YOUNGSTOWN, Ohio – Of the 28.8 million small businesses in the United States, 19% are family-owned.
These businesses employ 60% of the U.S. workforce and generate 64% of America’s gross domestic product. These businesses face unique challenges. Here are five to consider, and what to do about them:
Setting compensation and benefits
Keeping things in the family can be a good thing, but paying the owner’s child for doing little work, no work, or bad work can create poor morale among staff who aren’t relatives. If the business employs both relatives and nonrelatives, it is important that salary and benefits be set according to the position and not according to the relationship.
Suggestion: Analyze the work that each person is doing and fix compensation accordingly, without regard to family relations.
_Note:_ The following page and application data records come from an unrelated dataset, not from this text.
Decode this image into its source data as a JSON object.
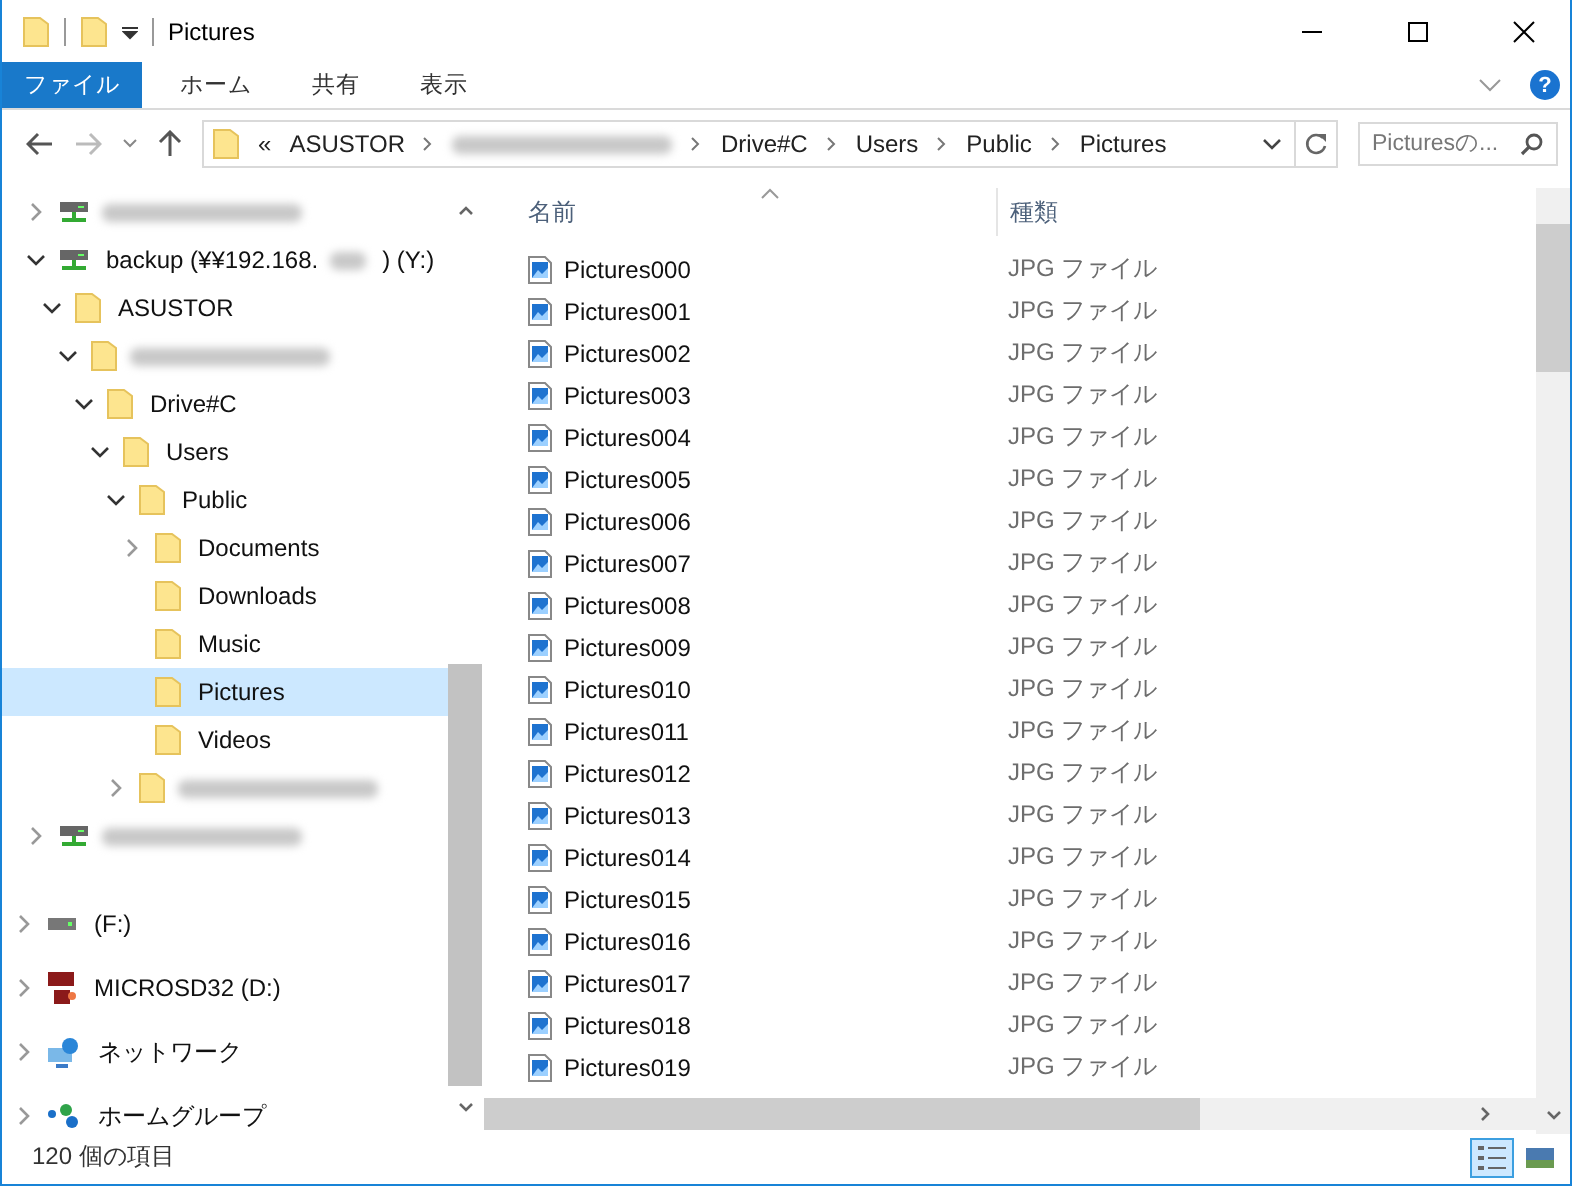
{
  "window": {
    "title": "Pictures"
  },
  "ribbon": {
    "tabs": [
      {
        "label": "ファイル",
        "selected": true
      },
      {
        "label": "ホーム",
        "selected": false
      },
      {
        "label": "共有",
        "selected": false
      },
      {
        "label": "表示",
        "selected": false
      }
    ],
    "help": "?"
  },
  "address": {
    "overflow": "«",
    "crumbs": [
      {
        "label": "ASUSTOR"
      },
      {
        "blurred": true
      },
      {
        "label": "Drive#C"
      },
      {
        "label": "Users"
      },
      {
        "label": "Public"
      },
      {
        "label": "Pictures"
      }
    ]
  },
  "search": {
    "placeholder": "Picturesの..."
  },
  "tree": [
    {
      "kind": "netdrive",
      "blurred": true,
      "expanded": false
    },
    {
      "kind": "netdrive",
      "label": "backup (¥¥192.168.",
      "blurred": true,
      "label_after": ") (Y:)",
      "expanded": true,
      "children": [
        {
          "kind": "folder",
          "label": "ASUSTOR",
          "expanded": true,
          "children": [
            {
              "kind": "folder",
              "blurred": true,
              "expanded": true,
              "children": [
                {
                  "kind": "folder",
                  "label": "Drive#C",
                  "expanded": true,
                  "children": [
                    {
                      "kind": "folder",
                      "label": "Users",
                      "expanded": true,
                      "children": [
                        {
                          "kind": "folder",
                          "label": "Public",
                          "expanded": true,
                          "children": [
                            {
                              "kind": "folder",
                              "label": "Documents",
                              "expanded": false
                            },
                            {
                              "kind": "folder",
                              "label": "Downloads"
                            },
                            {
                              "kind": "folder",
                              "label": "Music"
                            },
                            {
                              "kind": "folder",
                              "label": "Pictures",
                              "selected": true
                            },
                            {
                              "kind": "folder",
                              "label": "Videos"
                            }
                          ]
                        },
                        {
                          "kind": "folder",
                          "blurred": true,
                          "expanded": false
                        }
                      ]
                    }
                  ]
                }
              ]
            }
          ]
        }
      ]
    },
    {
      "kind": "netdrive",
      "blurred": true,
      "expanded": false
    }
  ],
  "roots": [
    {
      "kind": "drive",
      "label": "(F:)",
      "expanded": false
    },
    {
      "kind": "sd",
      "label": "MICROSD32 (D:)",
      "expanded": false
    },
    {
      "kind": "network",
      "label": "ネットワーク",
      "expanded": false
    },
    {
      "kind": "homegroup",
      "label": "ホームグループ",
      "expanded": false
    }
  ],
  "table": {
    "columns": [
      "名前",
      "種類"
    ],
    "rows": [
      [
        "Pictures000",
        "JPG ファイル"
      ],
      [
        "Pictures001",
        "JPG ファイル"
      ],
      [
        "Pictures002",
        "JPG ファイル"
      ],
      [
        "Pictures003",
        "JPG ファイル"
      ],
      [
        "Pictures004",
        "JPG ファイル"
      ],
      [
        "Pictures005",
        "JPG ファイル"
      ],
      [
        "Pictures006",
        "JPG ファイル"
      ],
      [
        "Pictures007",
        "JPG ファイル"
      ],
      [
        "Pictures008",
        "JPG ファイル"
      ],
      [
        "Pictures009",
        "JPG ファイル"
      ],
      [
        "Pictures010",
        "JPG ファイル"
      ],
      [
        "Pictures011",
        "JPG ファイル"
      ],
      [
        "Pictures012",
        "JPG ファイル"
      ],
      [
        "Pictures013",
        "JPG ファイル"
      ],
      [
        "Pictures014",
        "JPG ファイル"
      ],
      [
        "Pictures015",
        "JPG ファイル"
      ],
      [
        "Pictures016",
        "JPG ファイル"
      ],
      [
        "Pictures017",
        "JPG ファイル"
      ],
      [
        "Pictures018",
        "JPG ファイル"
      ],
      [
        "Pictures019",
        "JPG ファイル"
      ]
    ]
  },
  "status_bar": {
    "count": "120 個の項目",
    "views": [
      {
        "kind": "details",
        "selected": true
      },
      {
        "kind": "thumbnails",
        "selected": false
      }
    ]
  }
}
Make it clear to all that there is a level playing field for rewards for good work.
The values of the owner’s family often become the values of the business. One recent research report suggests that “clan culture” is prevalent in family businesses where loyalty and traditions are highly valued. This type of culture can make it difficult for outsiders to remain and thrive.
Suggestions: Communicate the company’s values to all employees (related and nonrelated). Review these values to stay relevant in the marketplace so that nonrelatives don’t feel excluded.
Separate business from pleasure
Small businesses are often like family, with co-workers caring about each other. But when that family is actually family because of relationships by blood or marriage, special problems can arise. It can be challenging to make business decisions and operate without bringing personal feelings into the mix.
Suggestion: Because the family continues to get together at the dinner table and on holidays and events, it is essential to keep business problems in the workplace. Make it clear from the start that family members will be held to the same standards as nonrelatives and will suffer the same consequences for bad performance.
When there are different generations within the family participating in the business, this can be a wonderful thing. Having younger generations in the business brings in new ideas.
But there can be problems, too. A parent who starts a business may view it as his baby and be resistant to having their children make changes in how things are done. Younger family members may feel frustrated in being held back.
Suggestion: Each generation has something to offer to the other. Practice active listening where you not only hear the words but also listen to the message.
According to Score, only 30% of family-owned businesses survive from the first to the second generation and only 12% from the second to the third. Yet 47% of owners expecting to retire in the next five years do not have a successor.
Suggestions: As the current owner of the business, decide what you want to do with it when you retire or what happens when you die. You aren’t legally obligated to pass it on to your children. And they may have other interests that they prefer to pursue.
If the business is to remain in the family, be sure that the younger generation is prepared to take over. Involve them now in the management of your operations and inform them about financial matters so they can be ready for their future responsibilities.
Your business is a valuable asset, so also address death tax matters. Fortunately, the federal estate tax exemption is substantial. However, a number of states have death taxes, and some of these do not align with the federal exemption amount.
Work with an estate planning attorney who can advise on measures to minimize estate taxes.
Source: SCORE (By Barbara Weltman).